--- Exercise prompt ---
Please retype the listing below without a single change.

--- Records for this exercise ---
###

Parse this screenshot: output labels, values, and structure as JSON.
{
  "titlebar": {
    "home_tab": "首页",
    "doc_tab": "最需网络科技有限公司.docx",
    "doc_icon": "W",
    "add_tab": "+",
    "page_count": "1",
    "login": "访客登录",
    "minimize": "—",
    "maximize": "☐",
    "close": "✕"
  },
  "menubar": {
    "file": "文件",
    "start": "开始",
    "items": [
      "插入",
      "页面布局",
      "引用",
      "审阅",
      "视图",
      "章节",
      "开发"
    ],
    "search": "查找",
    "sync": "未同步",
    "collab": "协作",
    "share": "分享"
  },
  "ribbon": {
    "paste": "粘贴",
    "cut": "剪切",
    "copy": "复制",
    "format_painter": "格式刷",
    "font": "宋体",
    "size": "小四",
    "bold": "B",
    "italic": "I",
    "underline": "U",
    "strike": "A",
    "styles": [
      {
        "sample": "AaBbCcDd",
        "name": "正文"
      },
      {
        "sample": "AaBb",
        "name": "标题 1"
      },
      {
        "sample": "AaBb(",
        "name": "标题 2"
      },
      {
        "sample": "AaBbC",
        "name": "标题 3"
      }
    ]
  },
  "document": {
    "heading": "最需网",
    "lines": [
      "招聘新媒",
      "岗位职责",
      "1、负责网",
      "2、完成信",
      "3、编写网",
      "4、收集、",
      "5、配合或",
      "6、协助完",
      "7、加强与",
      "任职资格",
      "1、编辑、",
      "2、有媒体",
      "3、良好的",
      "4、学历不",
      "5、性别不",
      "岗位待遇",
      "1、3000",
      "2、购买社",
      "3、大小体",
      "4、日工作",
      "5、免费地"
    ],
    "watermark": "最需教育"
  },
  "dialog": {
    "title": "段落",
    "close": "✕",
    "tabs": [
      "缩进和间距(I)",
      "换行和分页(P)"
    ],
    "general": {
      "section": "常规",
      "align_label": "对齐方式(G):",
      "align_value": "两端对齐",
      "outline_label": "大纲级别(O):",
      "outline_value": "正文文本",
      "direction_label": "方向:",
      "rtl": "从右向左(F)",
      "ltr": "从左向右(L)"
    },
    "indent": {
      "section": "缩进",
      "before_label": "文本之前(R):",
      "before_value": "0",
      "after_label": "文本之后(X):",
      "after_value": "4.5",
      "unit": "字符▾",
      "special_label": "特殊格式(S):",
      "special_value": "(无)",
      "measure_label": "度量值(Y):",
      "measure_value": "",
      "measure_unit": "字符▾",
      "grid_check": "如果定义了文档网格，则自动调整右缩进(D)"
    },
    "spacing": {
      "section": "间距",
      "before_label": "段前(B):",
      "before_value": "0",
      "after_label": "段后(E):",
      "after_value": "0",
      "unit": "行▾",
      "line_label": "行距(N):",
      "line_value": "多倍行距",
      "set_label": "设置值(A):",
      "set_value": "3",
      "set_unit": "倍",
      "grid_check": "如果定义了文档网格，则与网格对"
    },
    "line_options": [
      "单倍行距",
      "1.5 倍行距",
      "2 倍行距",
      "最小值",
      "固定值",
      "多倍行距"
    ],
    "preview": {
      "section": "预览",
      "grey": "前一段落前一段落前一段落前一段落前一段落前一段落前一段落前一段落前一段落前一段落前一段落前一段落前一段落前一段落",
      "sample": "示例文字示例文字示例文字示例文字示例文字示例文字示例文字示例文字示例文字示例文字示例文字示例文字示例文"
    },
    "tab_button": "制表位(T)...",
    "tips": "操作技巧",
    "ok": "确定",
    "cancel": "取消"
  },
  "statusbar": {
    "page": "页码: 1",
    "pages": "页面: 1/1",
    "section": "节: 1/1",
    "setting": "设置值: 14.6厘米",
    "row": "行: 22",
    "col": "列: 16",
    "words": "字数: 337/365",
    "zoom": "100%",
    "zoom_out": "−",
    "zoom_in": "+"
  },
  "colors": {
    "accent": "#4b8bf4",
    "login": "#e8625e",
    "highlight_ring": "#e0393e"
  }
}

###

--- Response ---
Parse this screenshot: output labels, values, and structure as JSON.
{
  "titlebar": {
    "home_tab": "首页",
    "doc_tab": "最需网络科技有限公司.docx",
    "doc_icon": "W",
    "add_tab": "+",
    "page_count": "1",
    "login": "访客登录",
    "minimize": "—",
    "maximize": "☐",
    "close": "✕"
  },
  "menubar": {
    "file": "文件",
    "start": "开始",
    "items": [
      "插入",
      "页面布局",
      "引用",
      "审阅",
      "视图",
      "章节",
      "开发"
    ],
    "search": "查找",
    "sync": "未同步",
    "collab": "协作",
    "share": "分享"
  },
  "ribbon": {
    "paste": "粘贴",
    "cut": "剪切",
    "copy": "复制",
    "format_painter": "格式刷",
    "font": "宋体",
    "size": "小四",
    "bold": "B",
    "italic": "I",
    "underline": "U",
    "strike": "A",
    "styles": [
      {
        "sample": "AaBbCcDd",
        "name": "正文"
      },
      {
        "sample": "AaBb",
        "name": "标题 1"
      },
      {
        "sample": "AaBb(",
        "name": "标题 2"
      },
      {
        "sample": "AaBbC",
        "name": "标题 3"
      }
    ]
  },
  "document": {
    "heading": "最需网",
    "lines": [
      "招聘新媒",
      "岗位职责",
      "1、负责网",
      "2、完成信",
      "3、编写网",
      "4、收集、",
      "5、配合或",
      "6、协助完",
      "7、加强与",
      "任职资格",
      "1、编辑、",
      "2、有媒体",
      "3、良好的",
      "4、学历不",
      "5、性别不",
      "岗位待遇",
      "1、3000",
      "2、购买社",
      "3、大小体",
      "4、日工作",
      "5、免费地"
    ],
    "watermark": "最需教育"
  },
  "dialog": {
    "title": "段落",
    "close": "✕",
    "tabs": [
      "缩进和间距(I)",
      "换行和分页(P)"
    ],
    "general": {
      "section": "常规",
      "align_label": "对齐方式(G):",
      "align_value": "两端对齐",
      "outline_label": "大纲级别(O):",
      "outline_value": "正文文本",
      "direction_label": "方向:",
      "rtl": "从右向左(F)",
      "ltr": "从左向右(L)"
    },
    "indent": {
      "section": "缩进",
      "before_label": "文本之前(R):",
      "before_value": "0",
      "after_label": "文本之后(X):",
      "after_value": "4.5",
      "unit": "字符▾",
      "special_label": "特殊格式(S):",
      "special_value": "(无)",
      "measure_label": "度量值(Y):",
      "measure_value": "",
      "measure_unit": "字符▾",
      "grid_check": "如果定义了文档网格，则自动调整右缩进(D)"
    },
    "spacing": {
      "section": "间距",
      "before_label": "段前(B):",
      "before_value": "0",
      "after_label": "段后(E):",
      "after_value": "0",
      "unit": "行▾",
      "line_label": "行距(N):",
      "line_value": "多倍行距",
      "set_label": "设置值(A):",
      "set_value": "3",
      "set_unit": "倍",
      "grid_check": "如果定义了文档网格，则与网格对"
    },
    "line_options": [
      "单倍行距",
      "1.5 倍行距",
      "2 倍行距",
      "最小值",
      "固定值",
      "多倍行距"
    ],
    "preview": {
      "section": "预览",
      "grey": "前一段落前一段落前一段落前一段落前一段落前一段落前一段落前一段落前一段落前一段落前一段落前一段落前一段落前一段落",
      "sample": "示例文字示例文字示例文字示例文字示例文字示例文字示例文字示例文字示例文字示例文字示例文字示例文字示例文"
    },
    "tab_button": "制表位(T)...",
    "tips": "操作技巧",
    "ok": "确定",
    "cancel": "取消"
  },
  "statusbar": {
    "page": "页码: 1",
    "pages": "页面: 1/1",
    "section": "节: 1/1",
    "setting": "设置值: 14.6厘米",
    "row": "行: 22",
    "col": "列: 16",
    "words": "字数: 337/365",
    "zoom": "100%",
    "zoom_out": "−",
    "zoom_in": "+"
  },
  "colors": {
    "accent": "#4b8bf4",
    "login": "#e8625e",
    "highlight_ring": "#e0393e"
  }
}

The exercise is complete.